Each year, the drainage fund budget is appropriated to provide operation and maintenance, stormwater quality, replacement costs of the existing SD &FCC, and construction of new SD &FCC. The City's Capital Improvement Plan (CIP) spans five years and is updated annually to reflect the most current cost estimates and needs. This long-term approach provides an extended outlook, and allows for phasing of infrastructure based on available funding. The CIP process also allows for comprehensive planning and prioritization of infrastructure improvements City-wide.

Sacramento County Zone 11A Fee (Drainage Impact Fee Program):

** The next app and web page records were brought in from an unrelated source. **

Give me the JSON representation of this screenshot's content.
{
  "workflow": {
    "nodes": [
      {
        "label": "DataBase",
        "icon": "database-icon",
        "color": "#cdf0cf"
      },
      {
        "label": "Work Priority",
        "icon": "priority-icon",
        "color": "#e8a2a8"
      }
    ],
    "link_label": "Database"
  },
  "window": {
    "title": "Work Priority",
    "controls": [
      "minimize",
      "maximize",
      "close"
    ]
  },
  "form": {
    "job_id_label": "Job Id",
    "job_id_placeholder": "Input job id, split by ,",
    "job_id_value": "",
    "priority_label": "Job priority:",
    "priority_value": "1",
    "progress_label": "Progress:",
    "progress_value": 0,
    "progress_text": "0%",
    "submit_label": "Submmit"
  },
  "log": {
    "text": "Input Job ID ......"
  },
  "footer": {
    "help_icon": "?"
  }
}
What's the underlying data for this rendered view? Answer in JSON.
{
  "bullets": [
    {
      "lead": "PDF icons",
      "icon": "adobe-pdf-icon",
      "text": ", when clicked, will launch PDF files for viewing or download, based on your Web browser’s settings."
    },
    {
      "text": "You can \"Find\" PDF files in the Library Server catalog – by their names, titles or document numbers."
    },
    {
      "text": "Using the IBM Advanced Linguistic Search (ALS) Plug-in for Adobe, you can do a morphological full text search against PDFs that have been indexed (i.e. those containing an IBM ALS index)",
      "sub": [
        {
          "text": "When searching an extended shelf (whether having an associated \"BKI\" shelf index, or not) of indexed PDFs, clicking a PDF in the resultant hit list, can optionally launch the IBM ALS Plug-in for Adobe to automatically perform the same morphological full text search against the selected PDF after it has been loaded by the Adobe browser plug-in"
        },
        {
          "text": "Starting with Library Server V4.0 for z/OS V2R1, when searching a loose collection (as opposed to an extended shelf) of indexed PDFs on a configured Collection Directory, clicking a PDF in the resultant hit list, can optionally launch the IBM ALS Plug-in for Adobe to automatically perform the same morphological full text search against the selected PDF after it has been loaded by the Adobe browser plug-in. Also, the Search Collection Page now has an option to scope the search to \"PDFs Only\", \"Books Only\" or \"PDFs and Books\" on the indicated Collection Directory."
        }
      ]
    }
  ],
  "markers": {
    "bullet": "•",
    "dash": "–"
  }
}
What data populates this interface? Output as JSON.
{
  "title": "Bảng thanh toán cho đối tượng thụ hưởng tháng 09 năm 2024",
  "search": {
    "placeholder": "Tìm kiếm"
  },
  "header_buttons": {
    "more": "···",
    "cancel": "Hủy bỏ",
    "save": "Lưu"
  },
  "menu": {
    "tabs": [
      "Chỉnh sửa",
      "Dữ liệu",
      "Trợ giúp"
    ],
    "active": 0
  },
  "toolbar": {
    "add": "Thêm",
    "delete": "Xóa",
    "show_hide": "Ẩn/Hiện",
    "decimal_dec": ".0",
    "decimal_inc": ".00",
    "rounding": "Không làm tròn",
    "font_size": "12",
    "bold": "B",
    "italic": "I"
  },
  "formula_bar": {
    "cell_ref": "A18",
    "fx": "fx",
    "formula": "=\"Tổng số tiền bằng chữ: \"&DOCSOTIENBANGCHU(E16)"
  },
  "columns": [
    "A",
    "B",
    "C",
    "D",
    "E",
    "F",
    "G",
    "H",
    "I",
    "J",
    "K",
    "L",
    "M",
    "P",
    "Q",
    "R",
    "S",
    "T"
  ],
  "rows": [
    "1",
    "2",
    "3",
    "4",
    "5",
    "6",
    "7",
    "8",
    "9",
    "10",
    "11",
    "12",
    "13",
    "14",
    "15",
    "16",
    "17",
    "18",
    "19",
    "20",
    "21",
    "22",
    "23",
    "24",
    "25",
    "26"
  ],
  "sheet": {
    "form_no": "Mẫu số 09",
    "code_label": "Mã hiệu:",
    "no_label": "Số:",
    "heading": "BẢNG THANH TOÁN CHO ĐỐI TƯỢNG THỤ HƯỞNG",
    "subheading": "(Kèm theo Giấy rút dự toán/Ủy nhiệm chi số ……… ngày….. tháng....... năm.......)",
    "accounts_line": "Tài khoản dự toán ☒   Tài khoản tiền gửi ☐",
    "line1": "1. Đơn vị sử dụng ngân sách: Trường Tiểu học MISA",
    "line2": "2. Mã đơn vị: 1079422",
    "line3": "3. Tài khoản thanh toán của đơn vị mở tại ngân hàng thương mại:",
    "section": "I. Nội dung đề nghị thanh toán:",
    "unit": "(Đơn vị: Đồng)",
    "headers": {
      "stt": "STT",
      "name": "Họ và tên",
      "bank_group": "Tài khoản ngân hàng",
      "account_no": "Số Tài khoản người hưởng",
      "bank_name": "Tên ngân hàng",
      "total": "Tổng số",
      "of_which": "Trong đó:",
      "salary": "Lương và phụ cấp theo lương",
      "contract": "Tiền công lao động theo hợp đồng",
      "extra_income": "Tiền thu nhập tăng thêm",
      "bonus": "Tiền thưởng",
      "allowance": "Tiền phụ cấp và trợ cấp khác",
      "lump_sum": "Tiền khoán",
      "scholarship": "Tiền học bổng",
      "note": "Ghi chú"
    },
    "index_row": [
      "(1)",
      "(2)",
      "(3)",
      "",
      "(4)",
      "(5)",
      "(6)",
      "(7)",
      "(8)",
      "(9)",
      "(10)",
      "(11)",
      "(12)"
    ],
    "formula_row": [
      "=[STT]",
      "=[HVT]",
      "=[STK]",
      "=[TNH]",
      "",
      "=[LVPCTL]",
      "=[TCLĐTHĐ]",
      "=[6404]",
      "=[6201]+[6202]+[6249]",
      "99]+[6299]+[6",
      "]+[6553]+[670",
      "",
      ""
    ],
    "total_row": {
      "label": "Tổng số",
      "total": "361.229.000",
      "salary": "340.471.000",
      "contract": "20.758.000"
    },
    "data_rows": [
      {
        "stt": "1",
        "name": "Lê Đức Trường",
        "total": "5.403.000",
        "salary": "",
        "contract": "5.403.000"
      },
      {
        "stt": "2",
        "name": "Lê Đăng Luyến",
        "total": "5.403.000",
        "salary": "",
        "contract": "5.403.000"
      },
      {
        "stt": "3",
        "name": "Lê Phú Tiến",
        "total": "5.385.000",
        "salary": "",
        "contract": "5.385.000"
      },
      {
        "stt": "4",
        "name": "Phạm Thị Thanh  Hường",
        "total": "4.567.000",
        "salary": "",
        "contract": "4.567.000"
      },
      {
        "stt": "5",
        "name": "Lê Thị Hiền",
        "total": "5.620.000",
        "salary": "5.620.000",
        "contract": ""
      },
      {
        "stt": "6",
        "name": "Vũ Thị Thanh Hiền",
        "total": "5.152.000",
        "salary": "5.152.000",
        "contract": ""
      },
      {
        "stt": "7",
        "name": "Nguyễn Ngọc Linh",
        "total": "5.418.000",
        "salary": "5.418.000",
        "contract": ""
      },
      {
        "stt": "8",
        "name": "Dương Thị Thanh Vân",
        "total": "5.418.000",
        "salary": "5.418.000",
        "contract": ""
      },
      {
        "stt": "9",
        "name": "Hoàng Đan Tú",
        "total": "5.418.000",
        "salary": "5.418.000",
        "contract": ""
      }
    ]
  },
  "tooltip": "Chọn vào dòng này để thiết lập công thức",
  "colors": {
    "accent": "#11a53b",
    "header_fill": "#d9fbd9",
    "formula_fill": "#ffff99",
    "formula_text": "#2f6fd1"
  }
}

Currently, the Zone 11A drainage impact fee program reimburses developers (under agreement with the County of Sacramento) for the oversizing of trunk drainage facilities within the city based on established criteria. Unfortunately, the Zone 11A program generally does not reimburse the developer completely. To help offset this shortfall, a supplemental drainage fee impact program(s) may be established to reimburse future development projects for backbone SD &FCC facilities constructed within the city. Establishment of such a program(s) will involve all applicable stakeholders and will require a nexus study to be generated to ensure that the benefit and costs of the facilities are spread equitably. Any fee program established by the City will require City Council review and approval.


The SDMP will greatly position the City to be more prepared and eligible for grant opportunities on projects and programs related to flood control, stormwater quality, habitat protection, watershed restoration, open space recreation, etc. Grant awards will help offset and reduce the dependency on other funding sources, i.e. impact fees and the annual drainage budget to implement the projects and programs within the SDMP.


The programs, candidate watershed projects and future development proposals associated with the City's SD &FCC system will be evaluated for consistency with the SDMP. Each program or project will be identified and evaluated on a project level, including the environmental component. Each specific candidate watershed project will be analyzed to provide alternatives which can incorporate various key concepts to help select a preferred solution. Specifically, alternatives for each project will be examined to improve drainage conveyance, flood control, water quality, aquatic resources and habitat enhancement and protection, wherever and whenever feasible.

This SDMP presents key information that will help Elected Officials, City staff, stakeholders, property owners, and land developers make recommendations and decisions for existing and future SD &FCC facilities, while meeting ecological needs and compliance with regulatory requirements. This Plan reflects the best information available during the drafting of the document, however, it is understood that over time new information will become available and modifications will be necessary to keep this Plan "living" and current. Therefore, updates to the SDMP will be required from time to time.